** Opening Dataset entries block **

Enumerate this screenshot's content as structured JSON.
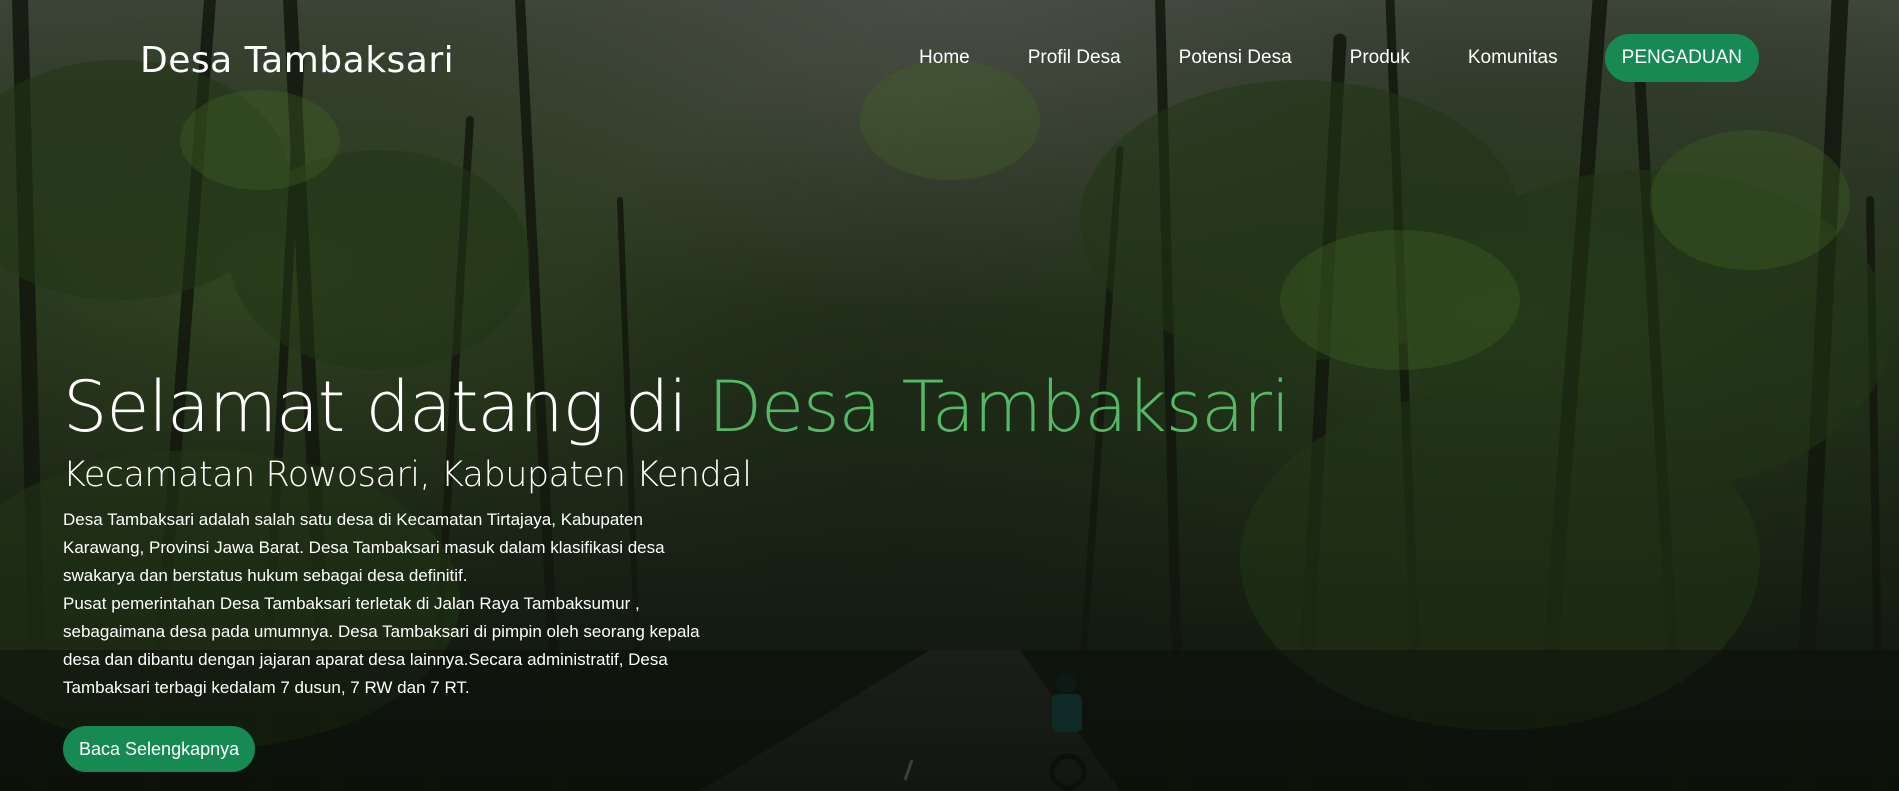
{
  "colors": {
    "accent": "#55b868",
    "button": "#178a54"
  },
  "brand": "Desa Tambaksari",
  "nav": {
    "items": [
      {
        "label": "Home"
      },
      {
        "label": "Profil Desa"
      },
      {
        "label": "Potensi Desa"
      },
      {
        "label": "Produk"
      },
      {
        "label": "Komunitas"
      }
    ],
    "cta_label": "PENGADUAN"
  },
  "hero": {
    "title_prefix": "Selamat datang di ",
    "title_highlight": "Desa Tambaksari",
    "subtitle": "Kecamatan Rowosari, Kabupaten Kendal",
    "paragraph1": "Desa Tambaksari adalah salah satu desa di Kecamatan Tirtajaya, Kabupaten Karawang, Provinsi Jawa Barat. Desa Tambaksari masuk dalam klasifikasi desa swakarya dan berstatus hukum sebagai desa definitif.",
    "paragraph2": "Pusat pemerintahan Desa Tambaksari terletak di Jalan Raya Tambaksumur , sebagaimana desa pada umumnya. Desa Tambaksari di pimpin oleh seorang kepala desa dan dibantu dengan jajaran aparat desa lainnya.Secara administratif, Desa Tambaksari terbagi kedalam 7 dusun, 7 RW dan 7 RT.",
    "button_label": "Baca Selengkapnya"
  }
}
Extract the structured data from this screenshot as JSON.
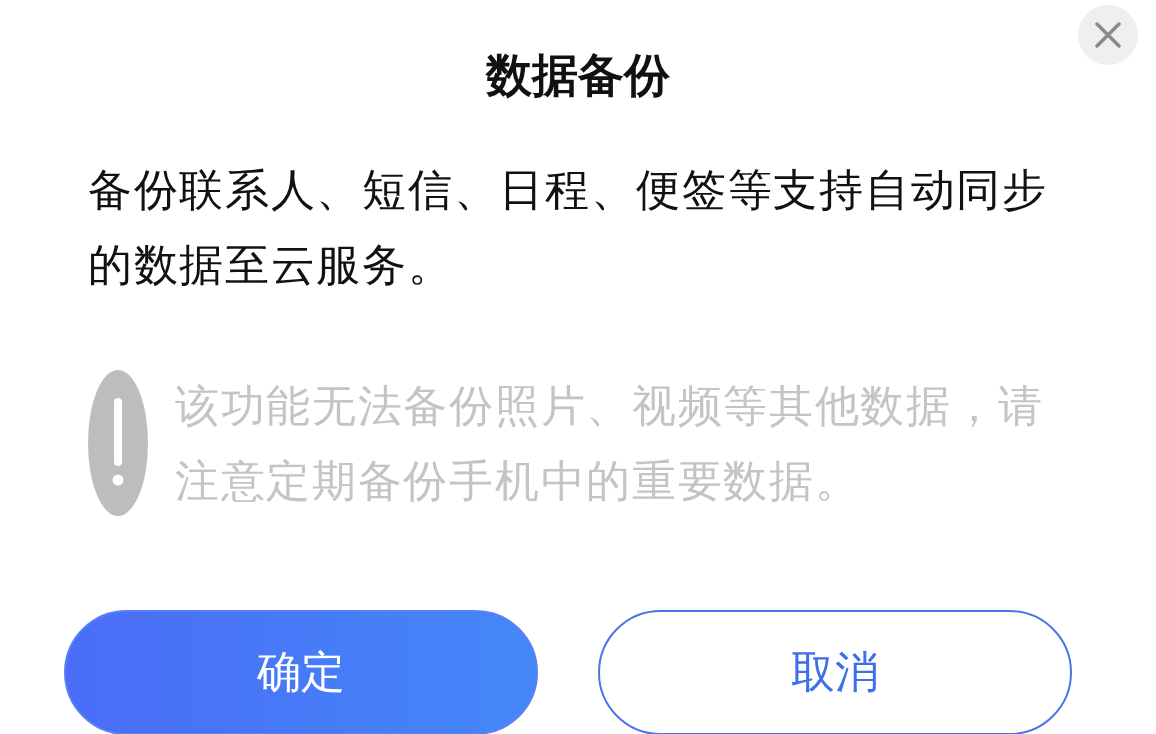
{
  "dialog": {
    "title": "数据备份",
    "message": "备份联系人、短信、日程、便签等支持自动同步的数据至云服务。",
    "warning": "该功能无法备份照片、视频等其他数据，请注意定期备份手机中的重要数据。"
  },
  "buttons": [
    {
      "label": "确定",
      "kind": "primary"
    },
    {
      "label": "取消",
      "kind": "secondary"
    }
  ]
}
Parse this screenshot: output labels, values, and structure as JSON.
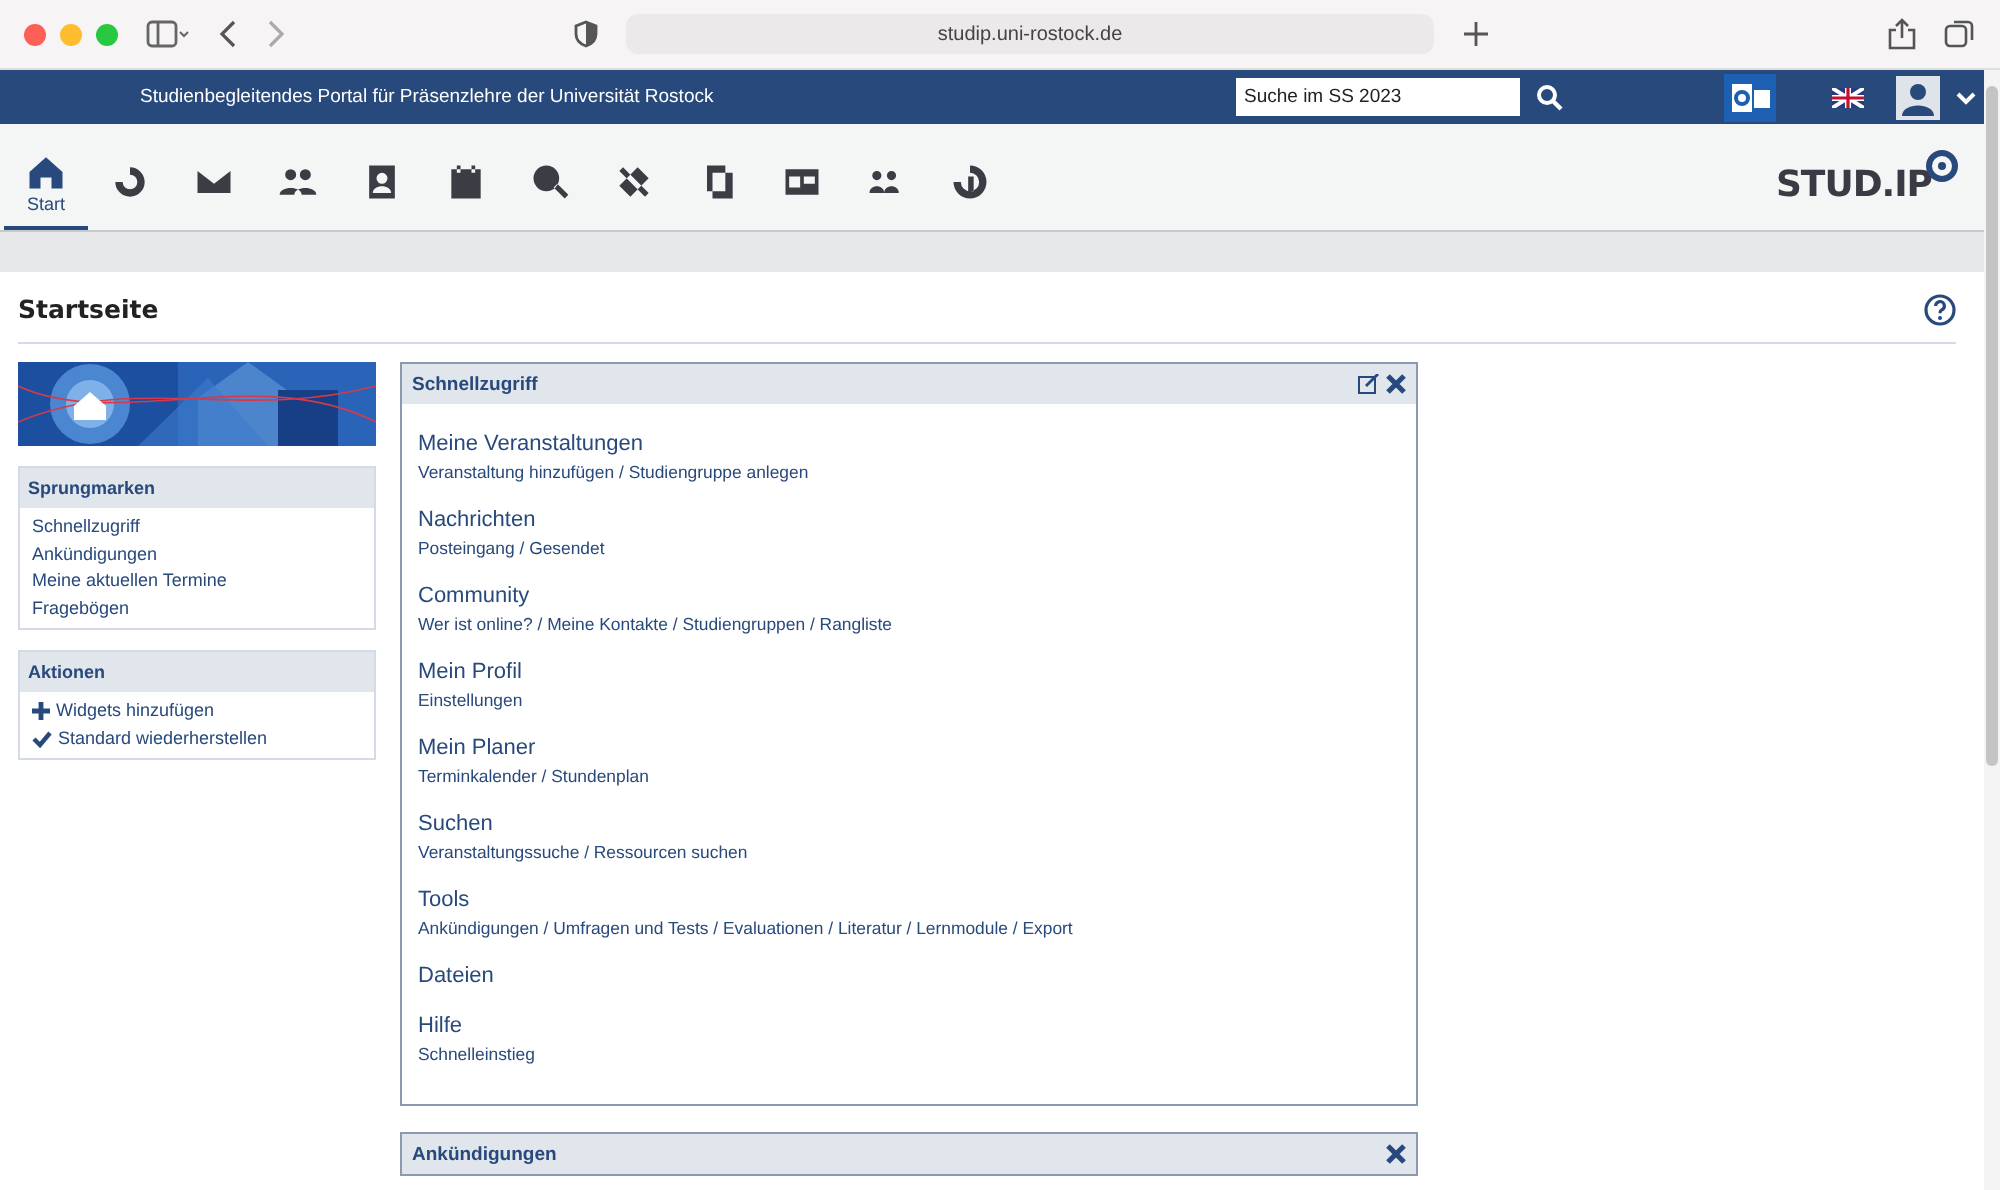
{
  "browser": {
    "url": "studip.uni-rostock.de"
  },
  "header": {
    "title": "Studienbegleitendes Portal für Präsenzlehre der Universität Rostock",
    "search": {
      "placeholder": "Suche im SS 2023"
    }
  },
  "nav": [
    {
      "label": "Start",
      "selected": true
    },
    {
      "selected": false
    },
    {
      "selected": false
    },
    {
      "selected": false
    },
    {
      "selected": false
    },
    {
      "selected": false
    },
    {
      "selected": false
    },
    {
      "selected": false
    },
    {
      "selected": false
    },
    {
      "selected": false
    },
    {
      "selected": false
    },
    {
      "selected": false
    }
  ],
  "logo": {
    "text": "STUD.IP"
  },
  "page_title": "Startseite",
  "sidebar": [
    {
      "title": "Sprungmarken",
      "items": [
        {
          "label": "Schnellzugriff",
          "kind": "link"
        },
        {
          "label": "Ankündigungen",
          "kind": "link"
        },
        {
          "label": "Meine aktuellen Termine",
          "kind": "link"
        },
        {
          "label": "Fragebögen",
          "kind": "link"
        }
      ]
    },
    {
      "title": "Aktionen",
      "items": [
        {
          "label": "Widgets hinzufügen",
          "kind": "add"
        },
        {
          "label": "Standard wiederherstellen",
          "kind": "check"
        }
      ]
    }
  ],
  "widgets": [
    {
      "title": "Schnellzugriff",
      "editable": true,
      "separator": " / ",
      "sections": [
        {
          "title": "Meine Veranstaltungen",
          "links": [
            "Veranstaltung hinzufügen",
            "Studiengruppe anlegen"
          ]
        },
        {
          "title": "Nachrichten",
          "links": [
            "Posteingang",
            "Gesendet"
          ]
        },
        {
          "title": "Community",
          "links": [
            "Wer ist online?",
            "Meine Kontakte",
            "Studiengruppen",
            "Rangliste"
          ]
        },
        {
          "title": "Mein Profil",
          "links": [
            "Einstellungen"
          ]
        },
        {
          "title": "Mein Planer",
          "links": [
            "Terminkalender",
            "Stundenplan"
          ]
        },
        {
          "title": "Suchen",
          "links": [
            "Veranstaltungssuche",
            "Ressourcen suchen"
          ]
        },
        {
          "title": "Tools",
          "links": [
            "Ankündigungen",
            "Umfragen und Tests",
            "Evaluationen",
            "Literatur",
            "Lernmodule",
            "Export"
          ]
        },
        {
          "title": "Dateien"
        },
        {
          "title": "Hilfe",
          "links": [
            "Schnelleinstieg"
          ]
        }
      ]
    },
    {
      "title": "Ankündigungen",
      "editable": false
    }
  ]
}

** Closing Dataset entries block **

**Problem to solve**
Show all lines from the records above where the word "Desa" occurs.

**Solved problem**
  "brand": "Desa Tambaksari",
        "label": "Profil Desa"
        "label": "Potensi Desa"
    "title_highlight": "Desa Tambaksari",
    "paragraph1": "Desa Tambaksari adalah salah satu desa di Kecamatan Tirtajaya, Kabupaten Karawang, Provinsi Jawa Barat. Desa Tambaksari masuk dalam klasifikasi desa swakarya dan berstatus hukum sebagai desa definitif.",
    "paragraph2": "Pusat pemerintahan Desa Tambaksari terletak di Jalan Raya Tambaksumur , sebagaimana desa pada umumnya. Desa Tambaksari di pimpin oleh seorang kepala desa dan dibantu dengan jajaran aparat desa lainnya.Secara administratif, Desa Tambaksari terbagi kedalam 7 dusun, 7 RW dan 7 RT.",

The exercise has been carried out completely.